Malicious posts about the death of somebody who is still alive constantly appear on the web these days. However, this is not a new phenomenon. Years before the advent of the Internet, people have been using almanacs and periodicals as media for writing about death predictions or an alleged death of someone.
The astrologer John Partridge (1644-1714) was known for publishing (mainly inaccurate) yearly predictions of deaths of famous personalities. He was also vocal against the church. For instance, he called the Church of England an “infallible church” in a sarcastic manner in the 1708 issue of Merlinus Almanac. His remark caught the attention of satirist and cleric Jonathan Swift (1667-1745).
Since Partridge liked to write about death predictions, Swift decided to give Partridge a dose of his own medicine. Swift, using the pseudonym Isaac Bickerstaff, a name he saw on a locksmith’s sign, stated in his Predictions for the Year 1708 that Partridge would “infallibly die” in the near future:
My first prediction is but a Trifle, yet I mention it to show how ignorant these Sottish pretenders to astrology are in their own concerns: It refers to Partridge the Almanac-Maker. I have consulted the Star of his Nativity by my own rules, and find he will infallibly die upon the 29th of March next about eleven at Night of a raging Fever. Therefore I advise him to consider of it and settle his Affairs in Time.
On March 29, Swift published a letter apparently from a man who had visited Partridge a few hours before his demise. The letter professed that Partridge died 7 A.M., four hours earlier than Bickerstaff’s prediction.
Then Swift wrote an elegy to Partridge:
Here five foot deep lyes on his back
A cobbler, starmonger, and quack –

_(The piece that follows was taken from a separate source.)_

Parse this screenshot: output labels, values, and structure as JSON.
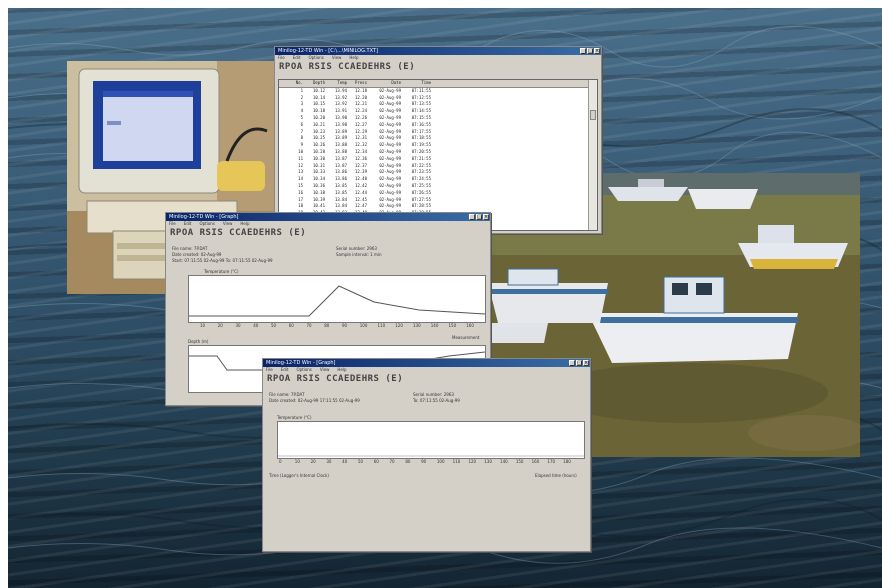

Who to the stars in pure good-will,
Does to his best look upward still.
Weep all you customers that use
His pills, his almanacks or shoes.
Partridge published a letter to inform the public that the news of his death was false. However, Swift claimed that the letter was fabricated, as “they were sure no man alive ever to writ such damned stuff as this.”
Even long after Swift stopped writing about the hoax, several journalists, satirists, and comedians continued to keep the hoax alive.
Swift’s hoax inspired Benjamin Franklin (1705-1790) to pull the same stunt. In the first publication of Poor Richard’s Almanac, Franklin, using the pseudonym Richard Saunders (a supposedly poverty-stricken scholar), predicted the death of a rival almanac publisher Titan Leeds (1699-1738):
He dies, by my Calculation made at his Request, on Oct. 17, 1733. 3 ho. 29 min. P.M. at the very instant of the Conjunction of the Sun and Mercury: By his own Calculation he will survive till the 26th of the same Month. This small difference between us we have disputed whenever we have met these 9 Years past; but at length he is inclinable to agree with my Judgment; Which of us is most exact, a little Time will now determine.
After the date of Leeds’ supposed death, Franklin published an obituary. Leeds took offense and published a condemnation of Saunders (Franklin) in his almanac and he firmly stated that he did not die. However, like Swift, Franklin proclaimed that the claim was false and an imposter had usurped the name of the “late” Leeds.
Franklin turned the “death” of Leeds into a running gag which continued for five years until Leeds really did pass away. After Leeds’ death, Franklin commended the men who had usurped Leeds’ name for finally ending their charade.
Irvin Ehrenpeis, Swift: Dr. Swift, 1983
Christopher Fox, Cambridge Companion to Jonathan Swift, 2003
Walter Isaacson, Benjamin Franklin Reader, 2005